On the other hand, there is the brave manager who runs faster than everyone else, unfortunately sometimes without a clear vision and well defined business model as a guide. An organization that is managed by people who are too preoccupied with making money but are not paying attention to the importance of having a clear strategy about what kind of business they want to run and where they should put their focus to help the business to grow is not likely to succeed in the long run. The same thing applies here as in the prior example; no business model and an ill-defined business strategy are likely to result in failure to succeed and lack of innovation.

Management vs. leadership

Things have changed in the organizational environment (at least in some cases); fear and control can achieve short-term results and compliance, but they won’t get you to the finish line or win the efforts of those you lead. Managing an organization by giving orders from the tower down the chain is a powerful position, but becoming an increasingly outdated style to run a successful business. Motivation by fear is an old belief system that many managers are tempted to use when they are not clear on their vision and growth opportunities. To avoid such a situation, it is important to put emphasis on a clear vision and a well-defined business model, which characterize a more situational leadership approach. Knowing when to push or pull your team comes about through a clear vision on strategy and knowledge that is generated through a well-established flow of information where all employees are kept updated and involved in business processes. Therefore, it is important for business leaders to stay motivated, win trust and respect and motivate their employees to stay focused on running a successful business.

The difference half an hour can make

I just spent some time in Newfoundland, a wonderful simultaneously wild and civilized place. Despite beautiful seascapes and charming fishing villages, my most valuable “take away” was undoubtedly Newfoundland’s half hour. Newfies set their clocks half an hour ahead of their neighbors in the Canadian Maritime Provinces. (Newfoundland is not the only place in the world that offsets by half an hour and Kathmandu takes things to an even more exotic level with its 15 minute offset.)

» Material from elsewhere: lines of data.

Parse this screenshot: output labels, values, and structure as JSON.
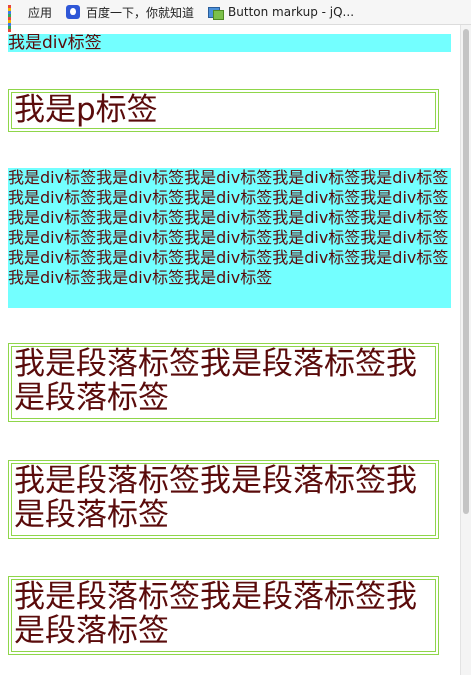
{
  "bookmarks": [
    {
      "label": "应用",
      "icon": "apps-grid-icon"
    },
    {
      "label": "百度一下，你就知道",
      "icon": "baidu-paw-icon"
    },
    {
      "label": "Button markup - jQ...",
      "icon": "button-markup-icon"
    }
  ],
  "colors": {
    "div_background": "#73ffff",
    "text": "#5a0b0b",
    "border": "#8fd64a"
  },
  "content": {
    "div_short": "我是div标签",
    "p_short": "我是p标签",
    "div_long": "我是div标签我是div标签我是div标签我是div标签我是div标签我是div标签我是div标签我是div标签我是div标签我是div标签我是div标签我是div标签我是div标签我是div标签我是div标签我是div标签我是div标签我是div标签我是div标签我是div标签我是div标签我是div标签我是div标签我是div标签我是div标签我是div标签我是div标签我是div标签",
    "paragraphs": [
      "我是段落标签我是段落标签我是段落标签",
      "我是段落标签我是段落标签我是段落标签",
      "我是段落标签我是段落标签我是段落标签"
    ]
  }
}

What difference does half an hour make? The half hour offset makes it more energy intensive to do the time-shift math required to figure out what time it is “back at the office”. This lead (at least for me) to a pleasant feeling of detachment from the daily grind. Even more influential was the realization that each day is not made up of 24 hours, but 48 half hours.

Make of it what you will.

Could a business model incorporate the Newfie mentality of the half hour by introducing a slightly distracting time offset? Such a business model might just shake the world.